AS: f course, it all is connected and has an impact. You learn from each field and take something from it for the others. That’s what I live about being musically active in various ways. It even goes beyond that - I believe that every experience in life adds to my music making and makes me see and feel things differently.
BFA:Most conductors began playing the piano. Do you use the piano to study scores you will conduct? James Levine is said to have conducted lyrically because he listened to song so much. (Kirill) Petrenko spent years at the Bayerische State Opera. Barbara Hannigan is of course a singer/conductor? Does performing on the clarinet give you an advantage, because it is an instrument closely related to voice production?
AS: Yes the piano is indeed a very important "base“ to have. I’m lucky to have experience with the piano, string instruments (cello) and obviously wind instruments. I believe that is very helpful.
BFA: Would you be satisfied only conducting? (and giving up concertizing and the (Berlin) Philharmonic?
AS: Let’s see where my path takes me!
BFA: Do you find the current trend of ‘making it up” to women and people of color a threat to your career as a conductor?

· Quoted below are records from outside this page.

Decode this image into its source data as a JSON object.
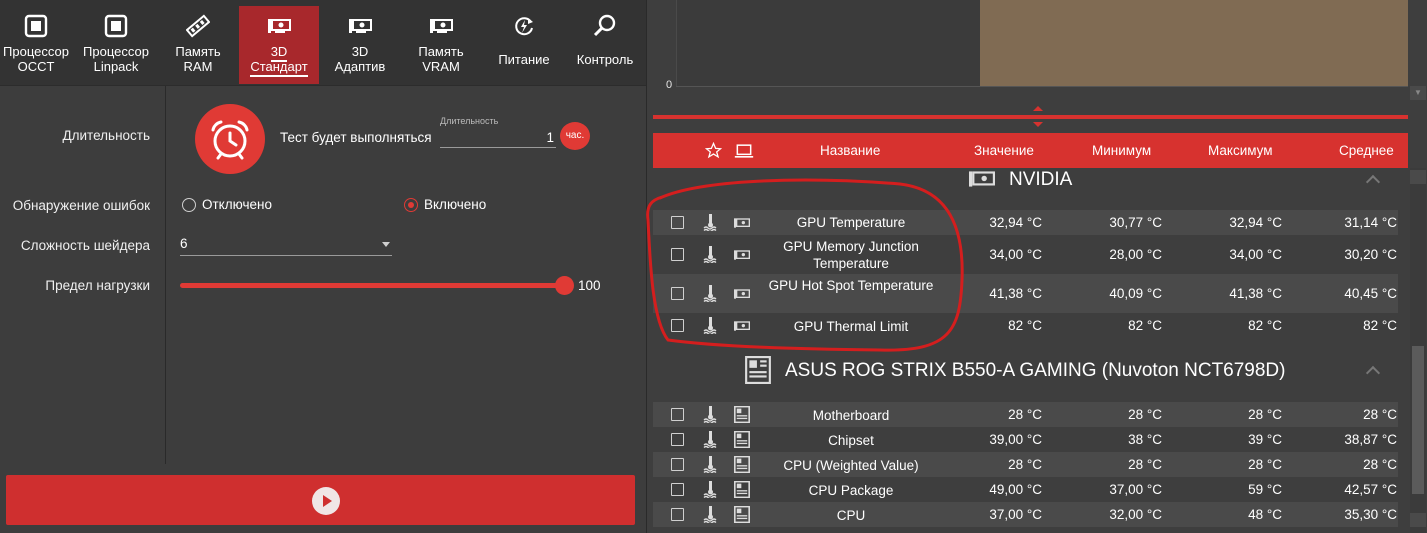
{
  "tabs": [
    {
      "label": "Процессор\nOCCT",
      "icon": "cpu-chip-icon"
    },
    {
      "label": "Процессор\nLinpack",
      "icon": "cpu-chip-icon"
    },
    {
      "label": "Память\nRAM",
      "icon": "ram-stick-icon"
    },
    {
      "label": "3D\nСтандарт",
      "icon": "gpu-card-icon",
      "active": true
    },
    {
      "label": "3D\nАдаптив",
      "icon": "gpu-card-icon"
    },
    {
      "label": "Память\nVRAM",
      "icon": "gpu-card-icon"
    },
    {
      "label": "Питание",
      "icon": "power-cycle-icon"
    },
    {
      "label": "Контроль",
      "icon": "magnifier-icon"
    }
  ],
  "settings": {
    "duration_label": "Длительность",
    "duration_text": "Тест будет выполняться",
    "duration_field_label": "Длительность",
    "duration_value": "1",
    "duration_unit": "час.",
    "error_detection_label": "Обнаружение ошибок",
    "error_off": "Отключено",
    "error_on": "Включено",
    "error_selected": "on",
    "shader_label": "Сложность шейдера",
    "shader_value": "6",
    "load_limit_label": "Предел нагрузки",
    "load_limit_value": "100",
    "load_limit_fraction": 1.0
  },
  "chart": {
    "zero_label": "0"
  },
  "table": {
    "headers": {
      "name": "Название",
      "value": "Значение",
      "min": "Минимум",
      "max": "Максимум",
      "avg": "Среднее"
    },
    "groups": [
      {
        "name": "NVIDIA",
        "icon": "gpu-card-icon",
        "rows": [
          {
            "name": "GPU Temperature",
            "value": "32,94 °C",
            "min": "30,77 °C",
            "max": "32,94 °C",
            "avg": "31,14 °C"
          },
          {
            "name": "GPU Memory Junction Temperature",
            "value": "34,00 °C",
            "min": "28,00 °C",
            "max": "34,00 °C",
            "avg": "30,20 °C"
          },
          {
            "name": "GPU Hot Spot Temperature",
            "value": "41,38 °C",
            "min": "40,09 °C",
            "max": "41,38 °C",
            "avg": "40,45 °C"
          },
          {
            "name": "GPU Thermal Limit",
            "value": "82 °C",
            "min": "82 °C",
            "max": "82 °C",
            "avg": "82 °C"
          }
        ]
      },
      {
        "name": "ASUS ROG STRIX B550-A GAMING (Nuvoton NCT6798D)",
        "icon": "motherboard-icon",
        "rows": [
          {
            "name": "Motherboard",
            "value": "28 °C",
            "min": "28 °C",
            "max": "28 °C",
            "avg": "28 °C"
          },
          {
            "name": "Chipset",
            "value": "39,00 °C",
            "min": "38 °C",
            "max": "39 °C",
            "avg": "38,87 °C"
          },
          {
            "name": "CPU (Weighted Value)",
            "value": "28 °C",
            "min": "28 °C",
            "max": "28 °C",
            "avg": "28 °C"
          },
          {
            "name": "CPU Package",
            "value": "49,00 °C",
            "min": "37,00 °C",
            "max": "59 °C",
            "avg": "42,57 °C"
          },
          {
            "name": "CPU",
            "value": "37,00 °C",
            "min": "32,00 °C",
            "max": "48 °C",
            "avg": "35,30 °C"
          }
        ]
      }
    ]
  },
  "colors": {
    "accent": "#d7322f",
    "active_tab": "#a8282c",
    "annotation": "#d41e1e",
    "chart_fill": "#806b53"
  }
}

AS: Not at all. If anything, I find it important for women themselves - to take that as an example - that their development and career path is neither unnaturally hindered nor pushed. I think our society still has to learn a lot when it comes to equality or balance.